Wednesday, August 08, 2007

Tiny Battery, Big Biz

Washington, D.C. - In early 2008, Littleton, Colo.’s Infinite Power Solutions plans to begin high-volume production of batteries not much bigger than postage stamps. Like players before kickoff, execs at Infinite, now 25 employees strong, are in full chest-pounding mode.

“Our flexible, rechargeable, thin-film batteries will boldly go where no batteries have gone before,” says Timothy Bradow, Infinite’s vice president for marketing and business development.

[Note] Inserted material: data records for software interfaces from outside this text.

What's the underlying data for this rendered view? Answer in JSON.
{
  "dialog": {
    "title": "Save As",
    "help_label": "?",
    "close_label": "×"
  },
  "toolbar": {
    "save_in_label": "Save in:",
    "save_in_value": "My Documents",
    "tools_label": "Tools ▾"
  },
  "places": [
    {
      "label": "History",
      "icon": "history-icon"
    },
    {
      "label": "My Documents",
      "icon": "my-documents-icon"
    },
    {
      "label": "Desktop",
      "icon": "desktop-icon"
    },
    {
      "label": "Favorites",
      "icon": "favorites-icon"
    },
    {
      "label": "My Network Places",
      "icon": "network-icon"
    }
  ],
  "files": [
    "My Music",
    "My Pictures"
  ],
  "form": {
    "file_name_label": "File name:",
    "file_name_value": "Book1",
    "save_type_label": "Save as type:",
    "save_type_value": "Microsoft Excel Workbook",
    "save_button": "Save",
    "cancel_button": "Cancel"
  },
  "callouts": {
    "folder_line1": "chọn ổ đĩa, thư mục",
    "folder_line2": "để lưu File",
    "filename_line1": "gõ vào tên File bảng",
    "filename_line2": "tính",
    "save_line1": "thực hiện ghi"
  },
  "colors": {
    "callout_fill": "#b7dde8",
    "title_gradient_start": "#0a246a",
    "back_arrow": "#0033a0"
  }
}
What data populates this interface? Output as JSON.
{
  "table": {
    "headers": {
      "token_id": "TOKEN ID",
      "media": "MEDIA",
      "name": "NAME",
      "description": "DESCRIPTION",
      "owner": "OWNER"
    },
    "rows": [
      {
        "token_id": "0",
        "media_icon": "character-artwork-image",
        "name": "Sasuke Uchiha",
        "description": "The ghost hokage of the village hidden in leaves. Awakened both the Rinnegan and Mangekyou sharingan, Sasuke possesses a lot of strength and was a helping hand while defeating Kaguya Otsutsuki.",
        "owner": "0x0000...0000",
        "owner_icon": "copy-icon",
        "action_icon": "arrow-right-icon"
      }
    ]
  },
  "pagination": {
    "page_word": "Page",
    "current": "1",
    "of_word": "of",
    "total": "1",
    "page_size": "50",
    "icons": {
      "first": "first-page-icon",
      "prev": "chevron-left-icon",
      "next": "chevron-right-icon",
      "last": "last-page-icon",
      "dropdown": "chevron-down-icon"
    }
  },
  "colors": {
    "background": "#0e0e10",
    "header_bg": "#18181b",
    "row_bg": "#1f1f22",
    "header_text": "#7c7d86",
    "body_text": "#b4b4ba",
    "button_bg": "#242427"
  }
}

Key to the boldness: the defense and intelligence market. Bradow and Chief Executive Raymond Johnson believe certain federal customers will pay $50 to $100 per battery. They and their investors have maneuvered to get Infinite up and running with a surge of public sector demand.

So what’s a thin-film battery? Batteries, or devices that convert chemical energy to electrical energy, are essentially three items: a positive electrode, a negative electrode and an electrolyte that separates the two. In the lithium-ion batteries that power cellphones and laptops, the electrolyte is a liquid or a polymer gel.

Thin-film batteries, by contrast, use a glassy, inorganic solid for an electrolyte. The technology was pioneered in the 1970s at Stanford University, developed subsequently by the Department of Energy at its Oak Ridge National Laboratory, then released for commercial use starting in the 1990s.

Full story at Forbes.com